Post Magazine

March 2010

Issue link:

Contents of this Issue


Page 32 of 47 March 2010 • Post 31 toils in a present-day American su- permarket but is capable of ran- dom violence such as remotely strangling a singing Michael McDon- ald.) The powers that be at Lu- casAr ts look favorably upon Sloan and Yonda's online UGC and O'Far- rell hired Sloan to voice Dar th — quite effectively, with a few filters — for the game. G U I TA R H E R O So, you want to be a rock 'n' roll star. Since 2005 millions like you have picked up their new Fender- shaped controller and worked their way into any number of hit rock bands with help from Activision Blizzard's Guitar Hero and its subse- quent spinoffs and sequels. Hendrix, Bowie, Rush, Ozzy, Ted Nugent, Kiss and Van Halen — there's a lot of guitar heroism to enjoy. Add to that the new Band Hero series featuring popsters such as Taylor Swift among many more. Increasingly today, says Clark Wen, audio director at Neversoft, which makes many GH games, play- ers are hearing their favorite band's original master tracks, remastered for use in the game.The new Guitar Hero 5, out since fall 2009, offers "85 songs by 83 artists." Add to that 2008's Guitar Hero: World Tour (in- corporating vocals, keyboards and drum tracks) and you've got a lot. Neversoft ( has been creating GH games since GH 3. The company specializes in GH games (as do some other GH developers) including character ani- mation. They motion capture cer- tain noteworthy stars such as Ozzy Osbourne (GH: World Tour), who was scanned for a performance of "Crazy Train." Ted Nugent recorded a song just for GH where the player is challenged to trade licks with a mocap Nugent. Taylor Swift had herself mocapped for Band Hero, which has a wider instrumental focus beyond guitar. Wen says Guitar Hero's "Fame," by David Bowie, is a good example of the new offerings that employ original master tracks. "We get all of our stems from the music labels' original recordings," Wen says. With "Fame" (1975) there were no mix notes "so they had to redo the mix to match the original and then print the stems in a format that works with our game." Once Neversoft verifies that the new version matches the original and all the par ts are separated out, "we go through and pick out the parts that we want to assign for each instru- ment. In a song like Fame there's a lot of rhythm guitar [riffing] but there's also some other lead par ts. You have to pick out the parts that are not only faithful to the song but also fun to play.They transfer every- thing over to a digital workstation — generally Pro Tools is what al- most ever ybody is using — and remix it to match the original.
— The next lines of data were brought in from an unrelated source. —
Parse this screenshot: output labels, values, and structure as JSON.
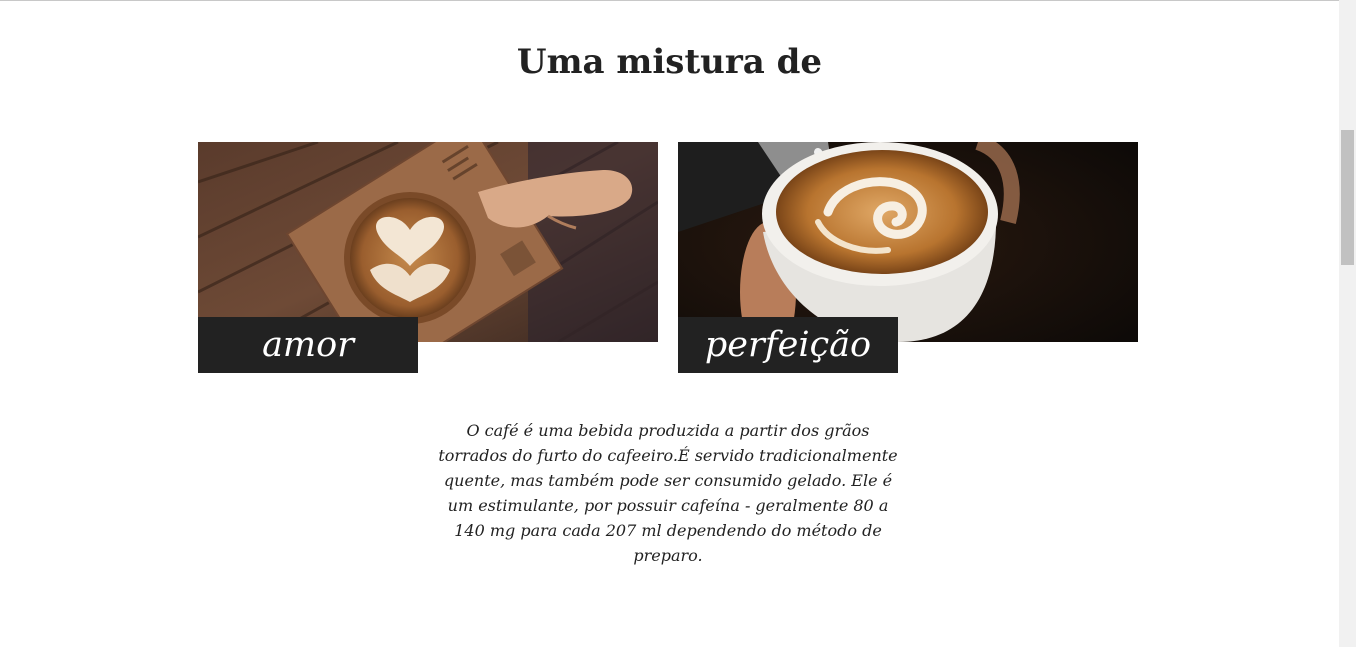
{
  "section": {
    "title": "Uma mistura de"
  },
  "cards": [
    {
      "caption": "amor",
      "image": "latte-art-heart-on-wooden-board"
    },
    {
      "caption": "perfeição",
      "image": "milk-pouring-into-cappuccino"
    }
  ],
  "description": "O café é uma bebida produzida a partir dos grãos torrados do furto do cafeeiro.É servido tradicionalmente quente, mas também pode ser consumido gelado. Ele é um estimulante, por possuir cafeína - geralmente 80 a 140 mg para cada 207 ml dependendo do método de preparo.",
  "colors": {
    "caption_background": "#222222",
    "caption_text": "#ffffff",
    "heading_text": "#222222"
  }
}
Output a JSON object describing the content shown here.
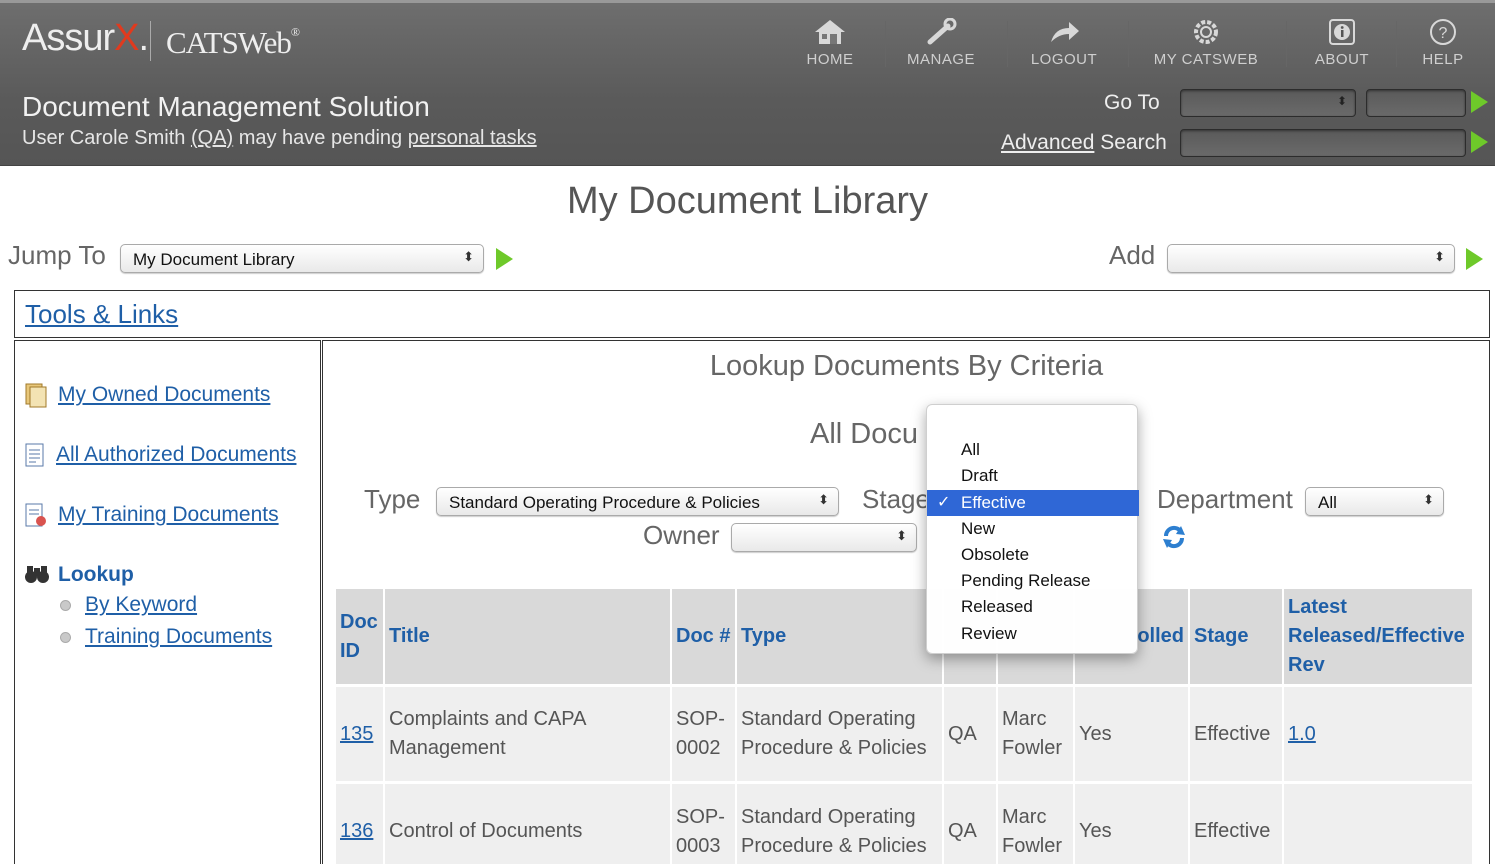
{
  "header": {
    "logo_left": "Assur",
    "logo_x": "X",
    "logo_dot": ".",
    "logo_right": "CATSWeb",
    "logo_tm": "®",
    "app_title": "Document Management Solution",
    "user_prefix": "User Carole Smith ",
    "user_group": "(QA)",
    "user_middle": " may have pending ",
    "user_tasks": "personal tasks",
    "nav": [
      {
        "label": "HOME",
        "icon": "home-icon"
      },
      {
        "label": "MANAGE",
        "icon": "wrench-icon"
      },
      {
        "label": "LOGOUT",
        "icon": "logout-arrow-icon"
      },
      {
        "label": "MY CATSWEB",
        "icon": "gear-icon"
      },
      {
        "label": "ABOUT",
        "icon": "info-icon"
      },
      {
        "label": "HELP",
        "icon": "help-icon"
      }
    ],
    "goto_label": "Go To",
    "advanced": "Advanced",
    "search": " Search"
  },
  "page_title": "My Document Library",
  "jump": {
    "label": "Jump To",
    "value": "My Document Library"
  },
  "add": {
    "label": "Add",
    "value": ""
  },
  "tools_links": "Tools & Links",
  "sidebar": {
    "items": [
      {
        "label": "My Owned Documents",
        "icon": "folder-icon"
      },
      {
        "label": "All Authorized Documents",
        "icon": "document-icon"
      },
      {
        "label": "My Training Documents",
        "icon": "training-document-icon"
      }
    ],
    "lookup": {
      "label": "Lookup",
      "icon": "binoculars-icon"
    },
    "sub_items": [
      "By Keyword",
      "Training Documents"
    ]
  },
  "main": {
    "title": "Lookup Documents By Criteria",
    "subtitle": "All Docu",
    "type_label": "Type",
    "type_value": "Standard Operating Procedure & Policies",
    "stage_label": "Stage",
    "dept_label": "Department",
    "dept_value": "All",
    "owner_label": "Owner",
    "owner_value": ""
  },
  "stage_dropdown": {
    "options": [
      "All",
      "Draft",
      "Effective",
      "New",
      "Obsolete",
      "Pending Release",
      "Released",
      "Review"
    ],
    "selected": "Effective",
    "check": "✓"
  },
  "table": {
    "headers": [
      "Doc ID",
      "Title",
      "Doc #",
      "Type",
      "",
      "",
      "olled",
      "Stage",
      "Latest Released/Effective Rev"
    ],
    "rows": [
      {
        "id": "135",
        "title": "Complaints and CAPA Management",
        "docno": "SOP-0002",
        "type": "Standard Operating Procedure & Policies",
        "dept": "QA",
        "owner": "Marc Fowler",
        "controlled": "Yes",
        "stage": "Effective",
        "rev": "1.0"
      },
      {
        "id": "136",
        "title": "Control of Documents",
        "docno": "SOP-0003",
        "type": "Standard Operating Procedure & Policies",
        "dept": "QA",
        "owner": "Marc Fowler",
        "controlled": "Yes",
        "stage": "Effective",
        "rev": ""
      }
    ]
  },
  "colors": {
    "header_bg": "#5f5f5f",
    "link": "#1f5fa7",
    "go_green": "#6ec92a",
    "selection": "#2f67d6"
  }
}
We got a breakdown of all the separate instrument stems," Wen says, "drums, bass, vocals and guitars." GH: World Tour features Michael Jackson's "Beat It." "That was just an amazing sounding recording," says Wen."Just being able to get the stems from the label and see all the par ts and work that went into making that song work — it's pretty amazing to have that here at Neversoft." You don't hear "audio always comes last, man," at Neversoft — here it's the exact opposite. "It's kind of backwards," says Wen. "The music forms the basis of the game, so we're the first step in the pro- duction process. It's kind of nice, ac- tually." As such, Wen and his audio staff pick out the high points in songs that they want to play up and communicate that to Neversoft an- imation and effects pros. However, at this stage, the visual staff knows what's expected. "The Spirit of Radio" originally on a 1980 Rush album is an un- usual case — Wen and company used an unreleased live recording. With some older songs the studio multitracks are unavailable. The Guitar Hero "Spirit of Radio" has all the instruments separated out — with just a little bit of bleed — live in concer t. Since GH specializes in emulating live performances some crowd noise is welcome. "It can be helpful," Wen says. "In the game we have a stream dedicated to crowd sounds. We took the crowd sounds from the live recording and put that in the game and it sounds really good."

Articles in this issue

Links on this page

Archives of this issue

view archives of Post Magazine - March 2010